> concatenating in AS 2.0? I did a quick search online and here but
> there are tons to sift through. I'd really like to "get" this.
> I keep running into problems in my projects with this and try things
> several different ways but usually just end up staring at the monitor
> and scratching my head. For instance, right now...
> Can't get this:
> //where the "1" is replaced with an index
> To function the same way as:
Can't you have alns as the array instead of alns1, alns2, etc? Then you'd
use it like
picHolder_mc.loadMovie(PICPATH+aIns[ i ][yearIndex][currentIndex]);
Good idea, thanks! Still, I want to know this concatenating stuff. Anyone seen anything on this?
Looks to me like you pretty much have the idea down. Andrew's solution works fine, and I think if you modified your original code as follows, it would also have worked:
Thanks Tony, I'll give that a shot. But what I don't get is what or why do you put the array access operator around ["aIns"+i] ?
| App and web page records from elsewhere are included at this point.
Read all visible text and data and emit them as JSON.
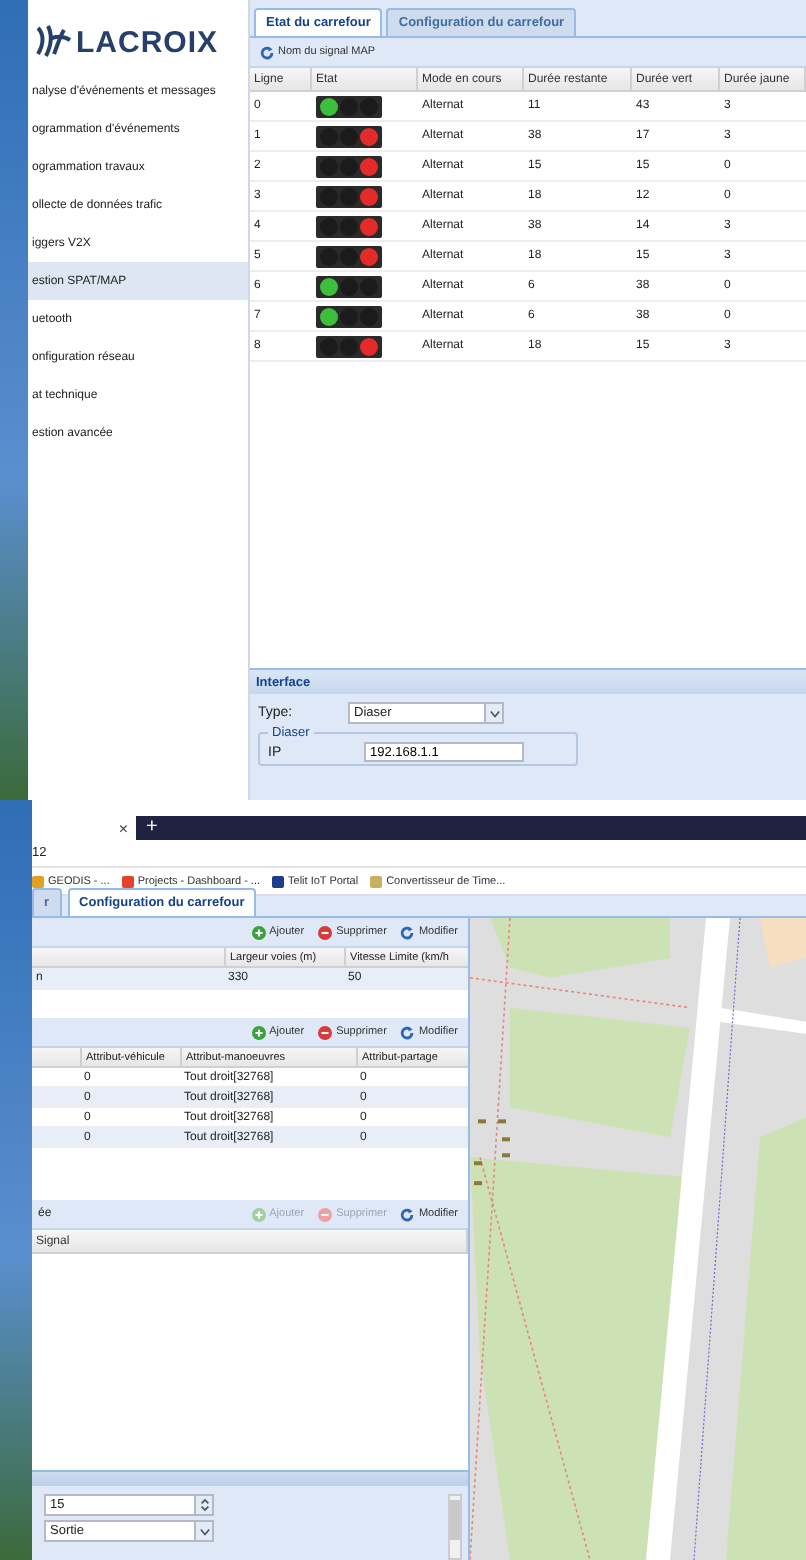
{
  "sidebar": {
    "logo": "LACROIX",
    "items": [
      {
        "label": "nalyse d'événements et messages",
        "selected": false
      },
      {
        "label": "ogrammation d'événements",
        "selected": false
      },
      {
        "label": "ogrammation travaux",
        "selected": false
      },
      {
        "label": "ollecte de données trafic",
        "selected": false
      },
      {
        "label": "iggers V2X",
        "selected": false
      },
      {
        "label": "estion SPAT/MAP",
        "selected": true
      },
      {
        "label": "uetooth",
        "selected": false
      },
      {
        "label": "onfiguration réseau",
        "selected": false
      },
      {
        "label": "at technique",
        "selected": false
      },
      {
        "label": "estion avancée",
        "selected": false
      }
    ]
  },
  "tabs": [
    {
      "label": "Etat du carrefour",
      "selected": true
    },
    {
      "label": "Configuration du carrefour",
      "selected": false
    }
  ],
  "toolbar_button": "Nom du signal MAP",
  "signal_table": {
    "columns": [
      "Ligne",
      "Etat",
      "Mode en cours",
      "Durée restante",
      "Durée vert",
      "Durée jaune"
    ],
    "rows": [
      {
        "ligne": "0",
        "kind": "green",
        "mode": "Alternat",
        "restante": "11",
        "vert": "43",
        "jaune": "3"
      },
      {
        "ligne": "1",
        "kind": "red",
        "mode": "Alternat",
        "restante": "38",
        "vert": "17",
        "jaune": "3"
      },
      {
        "ligne": "2",
        "kind": "red",
        "mode": "Alternat",
        "restante": "15",
        "vert": "15",
        "jaune": "0"
      },
      {
        "ligne": "3",
        "kind": "red",
        "mode": "Alternat",
        "restante": "18",
        "vert": "12",
        "jaune": "0"
      },
      {
        "ligne": "4",
        "kind": "red",
        "mode": "Alternat",
        "restante": "38",
        "vert": "14",
        "jaune": "3"
      },
      {
        "ligne": "5",
        "kind": "red",
        "mode": "Alternat",
        "restante": "18",
        "vert": "15",
        "jaune": "3"
      },
      {
        "ligne": "6",
        "kind": "green",
        "mode": "Alternat",
        "restante": "6",
        "vert": "38",
        "jaune": "0"
      },
      {
        "ligne": "7",
        "kind": "green",
        "mode": "Alternat",
        "restante": "6",
        "vert": "38",
        "jaune": "0"
      },
      {
        "ligne": "8",
        "kind": "red",
        "mode": "Alternat",
        "restante": "18",
        "vert": "15",
        "jaune": "3"
      }
    ]
  },
  "interface": {
    "title": "Interface",
    "type_label": "Type:",
    "type_value": "Diaser",
    "fieldset": "Diaser",
    "ip_label": "IP",
    "ip_value": "192.168.1.1"
  },
  "browser": {
    "tab_close": "×",
    "new_tab": "+",
    "address": "12",
    "bookmarks": [
      "GEODIS - ...",
      "Projects - Dashboard - ...",
      "Telit IoT Portal",
      "Convertisseur de Time..."
    ],
    "tabs": [
      {
        "label": "r",
        "selected": false
      },
      {
        "label": "Configuration du carrefour",
        "selected": true
      }
    ]
  },
  "lanes_panel": {
    "buttons": [
      {
        "label": "Ajouter",
        "disabled": false
      },
      {
        "label": "Supprimer",
        "disabled": false
      },
      {
        "label": "Modifier",
        "disabled": false
      }
    ],
    "columns": [
      "Largeur voies (m)",
      "Vitesse Limite (km/h"
    ],
    "rows": [
      {
        "name": "n",
        "cells": [
          "330",
          "50"
        ]
      }
    ]
  },
  "attributes_panel": {
    "buttons": [
      {
        "label": "Ajouter",
        "disabled": false
      },
      {
        "label": "Supprimer",
        "disabled": false
      },
      {
        "label": "Modifier",
        "disabled": false
      }
    ],
    "columns": [
      "Attribut-véhicule",
      "Attribut-manoeuvres",
      "Attribut-partage"
    ],
    "rows": [
      [
        "0",
        "Tout droit[32768]",
        "0"
      ],
      [
        "0",
        "Tout droit[32768]",
        "0"
      ],
      [
        "0",
        "Tout droit[32768]",
        "0"
      ],
      [
        "0",
        "Tout droit[32768]",
        "0"
      ]
    ]
  },
  "signals_panel": {
    "title": "ée",
    "buttons": [
      {
        "label": "Ajouter",
        "disabled": true
      },
      {
        "label": "Supprimer",
        "disabled": true
      },
      {
        "label": "Modifier",
        "disabled": false
      }
    ],
    "columns": [
      "Signal"
    ]
  },
  "form": {
    "fields": [
      {
        "kind": "spinner",
        "value": "15"
      },
      {
        "kind": "combo",
        "value": "Sortie"
      }
    ]
  }
}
I understand why to use it when referring to arrays but how does one decide what it should encase? Does that make sense?
[..] is actually not an array access operator, but more of an object resolver. When you say it resolves the array object by that name. The same thing works for other objects, like movieclips. For instance, if you have a movieclip on the root timeline named myMovie12, you could access its properties, callbacks, and functions like so:
_root["myMovie" + 12]._x
_root["myMovie" + 12].myFunction(myArg)
_root["myMovie" + 12].onRelease()
So the moral of the story is that your concatenation was fine, you just werent resolving the object properly. An array is just a special kind of object, and you want to access another object 2 tiers into it. You can always use brackets to dynamically resolve objects based on strings.
You could even do this:
["_roo" + "t"]["myMovie" + 12]["_x"]
Fantastic! Thanks so much. :)